_Information supplied:_
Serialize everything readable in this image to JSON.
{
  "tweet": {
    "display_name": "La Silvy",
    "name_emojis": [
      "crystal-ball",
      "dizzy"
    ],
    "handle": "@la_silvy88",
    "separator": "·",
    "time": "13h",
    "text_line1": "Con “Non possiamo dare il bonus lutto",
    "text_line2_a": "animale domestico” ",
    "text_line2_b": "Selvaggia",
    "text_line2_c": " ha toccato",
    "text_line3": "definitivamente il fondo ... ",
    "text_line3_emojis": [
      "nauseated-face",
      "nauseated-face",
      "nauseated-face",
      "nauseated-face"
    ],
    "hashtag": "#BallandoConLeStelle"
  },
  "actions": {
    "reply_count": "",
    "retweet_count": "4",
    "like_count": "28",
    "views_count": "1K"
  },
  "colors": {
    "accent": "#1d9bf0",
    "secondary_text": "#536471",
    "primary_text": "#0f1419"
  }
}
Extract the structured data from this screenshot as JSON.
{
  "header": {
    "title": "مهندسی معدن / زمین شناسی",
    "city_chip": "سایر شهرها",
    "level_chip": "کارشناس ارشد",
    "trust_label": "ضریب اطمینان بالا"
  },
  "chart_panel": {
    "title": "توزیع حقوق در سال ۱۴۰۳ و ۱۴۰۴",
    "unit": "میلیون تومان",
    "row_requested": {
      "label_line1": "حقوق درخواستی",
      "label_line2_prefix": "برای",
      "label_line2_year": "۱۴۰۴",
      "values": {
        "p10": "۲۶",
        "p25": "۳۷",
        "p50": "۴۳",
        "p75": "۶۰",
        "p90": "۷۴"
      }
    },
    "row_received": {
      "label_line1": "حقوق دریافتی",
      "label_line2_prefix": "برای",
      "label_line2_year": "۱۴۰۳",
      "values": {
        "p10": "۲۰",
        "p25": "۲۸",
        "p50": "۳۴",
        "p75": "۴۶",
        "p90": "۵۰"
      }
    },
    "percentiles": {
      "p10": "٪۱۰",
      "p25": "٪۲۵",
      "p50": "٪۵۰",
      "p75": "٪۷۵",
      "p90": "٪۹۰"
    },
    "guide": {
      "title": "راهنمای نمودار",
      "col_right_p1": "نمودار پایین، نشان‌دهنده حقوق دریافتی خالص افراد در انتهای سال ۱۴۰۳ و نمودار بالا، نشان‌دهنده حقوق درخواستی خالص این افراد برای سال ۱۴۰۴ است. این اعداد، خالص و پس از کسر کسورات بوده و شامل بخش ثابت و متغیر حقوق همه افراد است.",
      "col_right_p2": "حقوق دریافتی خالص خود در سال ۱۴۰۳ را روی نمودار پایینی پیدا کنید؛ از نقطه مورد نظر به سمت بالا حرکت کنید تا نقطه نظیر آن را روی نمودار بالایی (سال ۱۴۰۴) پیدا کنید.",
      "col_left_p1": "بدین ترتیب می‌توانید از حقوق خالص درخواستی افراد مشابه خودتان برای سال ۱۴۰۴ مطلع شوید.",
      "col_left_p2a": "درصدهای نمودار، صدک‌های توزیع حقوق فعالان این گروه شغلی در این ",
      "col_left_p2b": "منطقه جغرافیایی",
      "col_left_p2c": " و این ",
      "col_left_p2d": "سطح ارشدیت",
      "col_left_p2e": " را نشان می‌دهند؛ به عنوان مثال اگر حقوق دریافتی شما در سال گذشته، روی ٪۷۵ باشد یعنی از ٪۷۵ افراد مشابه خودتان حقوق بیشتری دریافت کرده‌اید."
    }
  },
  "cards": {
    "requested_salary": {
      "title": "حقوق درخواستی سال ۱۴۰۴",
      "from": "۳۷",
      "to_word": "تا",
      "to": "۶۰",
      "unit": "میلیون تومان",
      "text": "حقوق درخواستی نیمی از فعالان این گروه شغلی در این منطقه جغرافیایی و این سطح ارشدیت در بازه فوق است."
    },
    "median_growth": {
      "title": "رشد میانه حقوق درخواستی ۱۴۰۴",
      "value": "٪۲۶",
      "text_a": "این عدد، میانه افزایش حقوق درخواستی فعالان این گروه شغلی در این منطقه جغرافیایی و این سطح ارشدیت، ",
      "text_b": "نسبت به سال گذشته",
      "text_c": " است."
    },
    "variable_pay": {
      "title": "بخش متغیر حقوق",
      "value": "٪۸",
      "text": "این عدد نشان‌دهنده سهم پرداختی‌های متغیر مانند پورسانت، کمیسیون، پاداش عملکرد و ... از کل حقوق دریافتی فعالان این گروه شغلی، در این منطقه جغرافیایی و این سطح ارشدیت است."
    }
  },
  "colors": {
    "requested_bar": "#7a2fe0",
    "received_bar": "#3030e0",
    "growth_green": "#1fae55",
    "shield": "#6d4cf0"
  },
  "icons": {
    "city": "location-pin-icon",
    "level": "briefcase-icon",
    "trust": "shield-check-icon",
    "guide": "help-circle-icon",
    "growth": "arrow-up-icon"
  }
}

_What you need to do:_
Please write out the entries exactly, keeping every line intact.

_Exercise answer:_
Serialize everything readable in this image to JSON.
{
  "tweet": {
    "display_name": "La Silvy",
    "name_emojis": [
      "crystal-ball",
      "dizzy"
    ],
    "handle": "@la_silvy88",
    "separator": "·",
    "time": "13h",
    "text_line1": "Con “Non possiamo dare il bonus lutto",
    "text_line2_a": "animale domestico” ",
    "text_line2_b": "Selvaggia",
    "text_line2_c": " ha toccato",
    "text_line3": "definitivamente il fondo ... ",
    "text_line3_emojis": [
      "nauseated-face",
      "nauseated-face",
      "nauseated-face",
      "nauseated-face"
    ],
    "hashtag": "#BallandoConLeStelle"
  },
  "actions": {
    "reply_count": "",
    "retweet_count": "4",
    "like_count": "28",
    "views_count": "1K"
  },
  "colors": {
    "accent": "#1d9bf0",
    "secondary_text": "#536471",
    "primary_text": "#0f1419"
  }
}
Extract the structured data from this screenshot as JSON.
{
  "header": {
    "title": "مهندسی معدن / زمین شناسی",
    "city_chip": "سایر شهرها",
    "level_chip": "کارشناس ارشد",
    "trust_label": "ضریب اطمینان بالا"
  },
  "chart_panel": {
    "title": "توزیع حقوق در سال ۱۴۰۳ و ۱۴۰۴",
    "unit": "میلیون تومان",
    "row_requested": {
      "label_line1": "حقوق درخواستی",
      "label_line2_prefix": "برای",
      "label_line2_year": "۱۴۰۴",
      "values": {
        "p10": "۲۶",
        "p25": "۳۷",
        "p50": "۴۳",
        "p75": "۶۰",
        "p90": "۷۴"
      }
    },
    "row_received": {
      "label_line1": "حقوق دریافتی",
      "label_line2_prefix": "برای",
      "label_line2_year": "۱۴۰۳",
      "values": {
        "p10": "۲۰",
        "p25": "۲۸",
        "p50": "۳۴",
        "p75": "۴۶",
        "p90": "۵۰"
      }
    },
    "percentiles": {
      "p10": "٪۱۰",
      "p25": "٪۲۵",
      "p50": "٪۵۰",
      "p75": "٪۷۵",
      "p90": "٪۹۰"
    },
    "guide": {
      "title": "راهنمای نمودار",
      "col_right_p1": "نمودار پایین، نشان‌دهنده حقوق دریافتی خالص افراد در انتهای سال ۱۴۰۳ و نمودار بالا، نشان‌دهنده حقوق درخواستی خالص این افراد برای سال ۱۴۰۴ است. این اعداد، خالص و پس از کسر کسورات بوده و شامل بخش ثابت و متغیر حقوق همه افراد است.",
      "col_right_p2": "حقوق دریافتی خالص خود در سال ۱۴۰۳ را روی نمودار پایینی پیدا کنید؛ از نقطه مورد نظر به سمت بالا حرکت کنید تا نقطه نظیر آن را روی نمودار بالایی (سال ۱۴۰۴) پیدا کنید.",
      "col_left_p1": "بدین ترتیب می‌توانید از حقوق خالص درخواستی افراد مشابه خودتان برای سال ۱۴۰۴ مطلع شوید.",
      "col_left_p2a": "درصدهای نمودار، صدک‌های توزیع حقوق فعالان این گروه شغلی در این ",
      "col_left_p2b": "منطقه جغرافیایی",
      "col_left_p2c": " و این ",
      "col_left_p2d": "سطح ارشدیت",
      "col_left_p2e": " را نشان می‌دهند؛ به عنوان مثال اگر حقوق دریافتی شما در سال گذشته، روی ٪۷۵ باشد یعنی از ٪۷۵ افراد مشابه خودتان حقوق بیشتری دریافت کرده‌اید."
    }
  },
  "cards": {
    "requested_salary": {
      "title": "حقوق درخواستی سال ۱۴۰۴",
      "from": "۳۷",
      "to_word": "تا",
      "to": "۶۰",
      "unit": "میلیون تومان",
      "text": "حقوق درخواستی نیمی از فعالان این گروه شغلی در این منطقه جغرافیایی و این سطح ارشدیت در بازه فوق است."
    },
    "median_growth": {
      "title": "رشد میانه حقوق درخواستی ۱۴۰۴",
      "value": "٪۲۶",
      "text_a": "این عدد، میانه افزایش حقوق درخواستی فعالان این گروه شغلی در این منطقه جغرافیایی و این سطح ارشدیت، ",
      "text_b": "نسبت به سال گذشته",
      "text_c": " است."
    },
    "variable_pay": {
      "title": "بخش متغیر حقوق",
      "value": "٪۸",
      "text": "این عدد نشان‌دهنده سهم پرداختی‌های متغیر مانند پورسانت، کمیسیون، پاداش عملکرد و ... از کل حقوق دریافتی فعالان این گروه شغلی، در این منطقه جغرافیایی و این سطح ارشدیت است."
    }
  },
  "colors": {
    "requested_bar": "#7a2fe0",
    "received_bar": "#3030e0",
    "growth_green": "#1fae55",
    "shield": "#6d4cf0"
  },
  "icons": {
    "city": "location-pin-icon",
    "level": "briefcase-icon",
    "trust": "shield-check-icon",
    "guide": "help-circle-icon",
    "growth": "arrow-up-icon"
  }
}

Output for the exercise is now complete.